….and if it had been recorded it might have made the program! I began the work by myself but after fifteen frustrating minutes I had to enlist the help of E. As with most self-assembled units the instructions are not all that easy to follow and by me especially. I seem to have the knack of getting it wrong and then getting angry because I experience problems which if truth be known don’t actually exist! E came outside after my insistence that she wear warm clothing for it was a cold October day even though the sun was shining. In a matter of minutes she had things sorted. What I had failed to do was to recognise the numbered parts and indeed the large components were all numbered. I just hadn’t noticed and had been trying to identify them from the drawing. The drawings never seem to look like the things they are supposed to be representing do they? Perhaps a photograph would be more useful. We began the assembly, though it was only myself doing the assembling whilst E held the parts which needed supporting. Finally we ended up with the structure you see and we lifted it up to sit on the patio walls. I had to add some supports  to the frame where it overhangs the patio deck by using two lengths of plastic pipe secured using ‘Jubilee clips’.  When it is time we shall be putting the plastic covering over it to protect the plants in the raised bed from severe wind and frost during the colder months.

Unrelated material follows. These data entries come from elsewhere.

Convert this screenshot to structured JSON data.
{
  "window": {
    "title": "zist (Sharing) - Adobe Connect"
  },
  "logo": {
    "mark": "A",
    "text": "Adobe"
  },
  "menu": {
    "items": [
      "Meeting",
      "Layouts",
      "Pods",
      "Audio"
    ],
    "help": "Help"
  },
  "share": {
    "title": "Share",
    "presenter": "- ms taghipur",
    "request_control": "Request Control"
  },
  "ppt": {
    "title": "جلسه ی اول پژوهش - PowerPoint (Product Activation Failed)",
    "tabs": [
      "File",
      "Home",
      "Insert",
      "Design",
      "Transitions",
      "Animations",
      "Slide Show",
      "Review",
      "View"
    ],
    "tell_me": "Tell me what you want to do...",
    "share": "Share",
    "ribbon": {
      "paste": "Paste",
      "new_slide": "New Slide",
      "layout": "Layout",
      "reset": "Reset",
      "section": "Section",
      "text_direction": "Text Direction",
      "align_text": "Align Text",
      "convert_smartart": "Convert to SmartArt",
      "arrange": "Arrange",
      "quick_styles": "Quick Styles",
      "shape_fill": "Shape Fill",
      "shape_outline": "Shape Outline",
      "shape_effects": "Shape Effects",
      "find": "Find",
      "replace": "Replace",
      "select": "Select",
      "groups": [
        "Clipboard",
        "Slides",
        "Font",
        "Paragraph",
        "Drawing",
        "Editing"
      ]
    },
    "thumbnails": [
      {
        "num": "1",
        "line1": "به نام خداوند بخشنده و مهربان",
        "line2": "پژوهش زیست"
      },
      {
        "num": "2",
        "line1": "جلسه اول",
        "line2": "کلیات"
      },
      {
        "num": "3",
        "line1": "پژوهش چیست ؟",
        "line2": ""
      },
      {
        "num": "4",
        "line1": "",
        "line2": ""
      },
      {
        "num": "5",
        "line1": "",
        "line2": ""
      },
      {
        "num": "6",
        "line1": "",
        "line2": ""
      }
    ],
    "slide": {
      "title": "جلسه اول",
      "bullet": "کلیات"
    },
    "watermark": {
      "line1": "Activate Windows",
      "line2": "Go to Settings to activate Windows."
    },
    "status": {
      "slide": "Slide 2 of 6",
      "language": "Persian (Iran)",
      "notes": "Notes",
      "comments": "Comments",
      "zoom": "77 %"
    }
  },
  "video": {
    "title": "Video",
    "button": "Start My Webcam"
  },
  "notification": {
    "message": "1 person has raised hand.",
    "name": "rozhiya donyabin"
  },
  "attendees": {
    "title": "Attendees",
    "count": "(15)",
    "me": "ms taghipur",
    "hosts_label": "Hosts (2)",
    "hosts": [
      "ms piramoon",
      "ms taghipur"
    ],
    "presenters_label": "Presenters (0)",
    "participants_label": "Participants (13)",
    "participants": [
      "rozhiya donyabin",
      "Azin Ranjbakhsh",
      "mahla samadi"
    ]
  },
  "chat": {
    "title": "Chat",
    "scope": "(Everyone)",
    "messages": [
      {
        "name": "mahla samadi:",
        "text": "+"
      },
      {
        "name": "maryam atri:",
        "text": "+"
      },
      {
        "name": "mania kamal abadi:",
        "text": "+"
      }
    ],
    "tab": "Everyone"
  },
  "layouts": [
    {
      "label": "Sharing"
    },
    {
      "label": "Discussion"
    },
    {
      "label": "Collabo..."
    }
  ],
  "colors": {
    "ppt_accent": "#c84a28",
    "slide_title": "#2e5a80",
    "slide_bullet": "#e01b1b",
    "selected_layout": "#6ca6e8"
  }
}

Before the cover goes on I shall be fitting some eye bolts on the walls to secure it using the tie ropes supplied.  Its actual purpose is a growing tunnel but it will be equally as good in the use we make of it.

Shirley Anne

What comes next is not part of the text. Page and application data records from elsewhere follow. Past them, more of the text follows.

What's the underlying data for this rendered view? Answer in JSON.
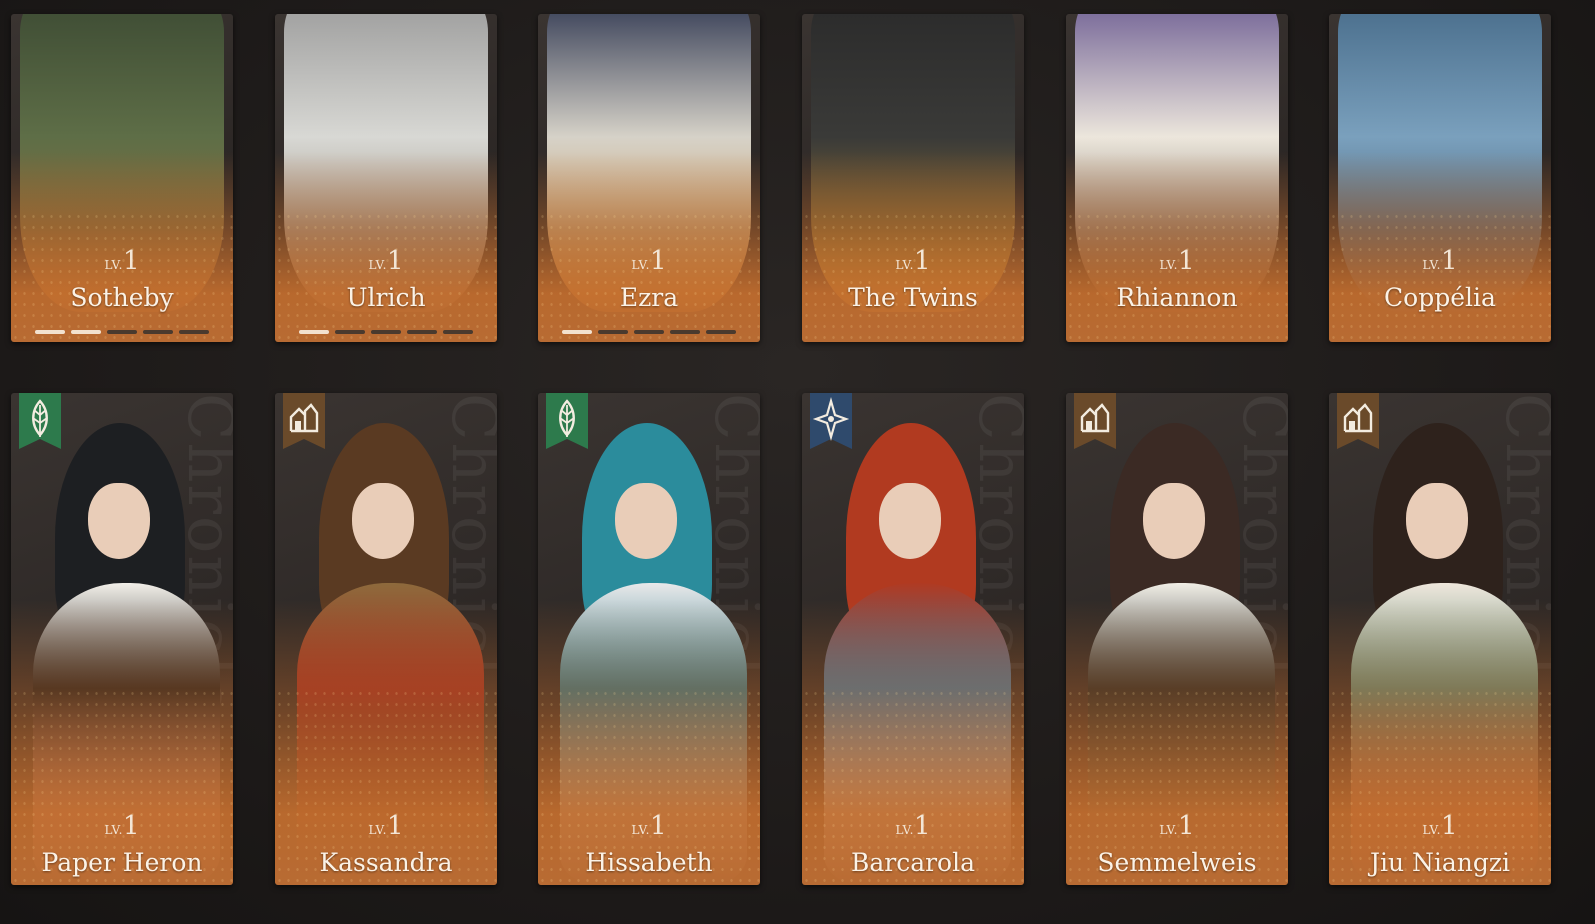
{
  "level_prefix": "LV.",
  "row1": [
    {
      "name": "Sotheby",
      "level": "1",
      "pips_on": 2,
      "pips_total": 5,
      "palette": [
        "#3c4a33",
        "#5e6e47",
        "#a36a32"
      ],
      "bg_text": ""
    },
    {
      "name": "Ulrich",
      "level": "1",
      "pips_on": 1,
      "pips_total": 5,
      "palette": [
        "#9a9a9a",
        "#d8d8d4",
        "#7a6a55"
      ],
      "bg_text": ""
    },
    {
      "name": "Ezra",
      "level": "1",
      "pips_on": 1,
      "pips_total": 5,
      "palette": [
        "#2e3650",
        "#d6d2c8",
        "#c68a3c"
      ],
      "bg_text": ""
    },
    {
      "name": "The Twins",
      "level": "1",
      "pips_on": 0,
      "pips_total": 0,
      "palette": [
        "#2a2a2a",
        "#3a3a38",
        "#c09230"
      ],
      "bg_text": ""
    },
    {
      "name": "Rhiannon",
      "level": "1",
      "pips_on": 0,
      "pips_total": 0,
      "palette": [
        "#6c5c92",
        "#ece6dc",
        "#4a3a2c"
      ],
      "bg_text": ""
    },
    {
      "name": "Coppélia",
      "level": "1",
      "pips_on": 0,
      "pips_total": 0,
      "palette": [
        "#466a88",
        "#7aa0bd",
        "#2f3f4c"
      ],
      "bg_text": ""
    }
  ],
  "row2": [
    {
      "name": "Paper Heron",
      "level": "1",
      "badge": "leaf-icon",
      "badge_color": "#2d7a4c",
      "palette": [
        "#1a1a1a",
        "#e7a8a6",
        "#f2efe9"
      ],
      "hair": "#1d1f22",
      "bg_text": "Chronicle"
    },
    {
      "name": "Kassandra",
      "level": "1",
      "badge": "ruins-icon",
      "badge_color": "#6a4a2a",
      "palette": [
        "#a32a1e",
        "#3b2a1e",
        "#8e6a3c"
      ],
      "hair": "#5a3a22",
      "bg_text": "Chronicle"
    },
    {
      "name": "Hissabeth",
      "level": "1",
      "badge": "leaf-icon",
      "badge_color": "#2d7a4c",
      "palette": [
        "#2e7a8c",
        "#c9d0d6",
        "#e9e9ea"
      ],
      "hair": "#2b8c9c",
      "bg_text": "Chronicle"
    },
    {
      "name": "Barcarola",
      "level": "1",
      "badge": "star-icon",
      "badge_color": "#2f4a6c",
      "palette": [
        "#3e78a0",
        "#e8e8e8",
        "#b03a22"
      ],
      "hair": "#b13a20",
      "bg_text": "Chronicle"
    },
    {
      "name": "Semmelweis",
      "level": "1",
      "badge": "ruins-icon",
      "badge_color": "#6a4a2a",
      "palette": [
        "#1c2424",
        "#2e4a44",
        "#f1eee6"
      ],
      "hair": "#3b2a24",
      "bg_text": "Chronicle"
    },
    {
      "name": "Jiu Niangzi",
      "level": "1",
      "badge": "ruins-icon",
      "badge_color": "#6a4a2a",
      "palette": [
        "#5e8c78",
        "#c2452a",
        "#efe7dc"
      ],
      "hair": "#2e221c",
      "bg_text": "Chronicle"
    }
  ]
}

Better ideas

Do you find yourself discovering a way to do something but later on find out there might have been a better way to do it? During my experiences in the electrical industry that was often the case for me. I have to say though after years of working in the industry the better way to do things came naturally, well for most of the time. Last winter we had some really nasty weather for a couple of weeks and some of the garden plants suffered as a result. I was therefore determined to find a better solution or an easier way of implementing the precautions I had taken at that time. The plants which suffered were those where the protection I had provided had come adrift. During the year I have been giving much consideration in regards to finding that easier solution. I had fixed some anchoring points by which to secure the protection around the two small beds on the patio but they were the easy ones to protect. One is shown below and the plant at risk from frost damage is the fan palm.

The longer of the three beds shown below is the one most difficult to protect as wrapping the two fan palms isn’t as easy at it sounds especially if the older leaves are to be protected from wind damage too.

I had purchased some bubble wrap and bamboo canes earlier this year and was going to use them to construct a makeshift frame to cover the whole bed but having given that idea much thought since then I think I have come up with a better idea, I decided to purchase a walk-in ‘tunnel’ to place over the top of the bed. Designed for use as an alternative to a greenhouse for growing certain plants under cover the tunnel would be the ideal solution and probably much sturdier. As the one I have purchased is two metres in width it will overhang the bed on the inside and make access to the bed possible if required. Of course it will need support beneath the overhang and some fixing points with which to tie it down. 

As far as the bubble wrap and canes are concerned they will still be used in the bed adjacent to the patio as planned.

Shirley Anne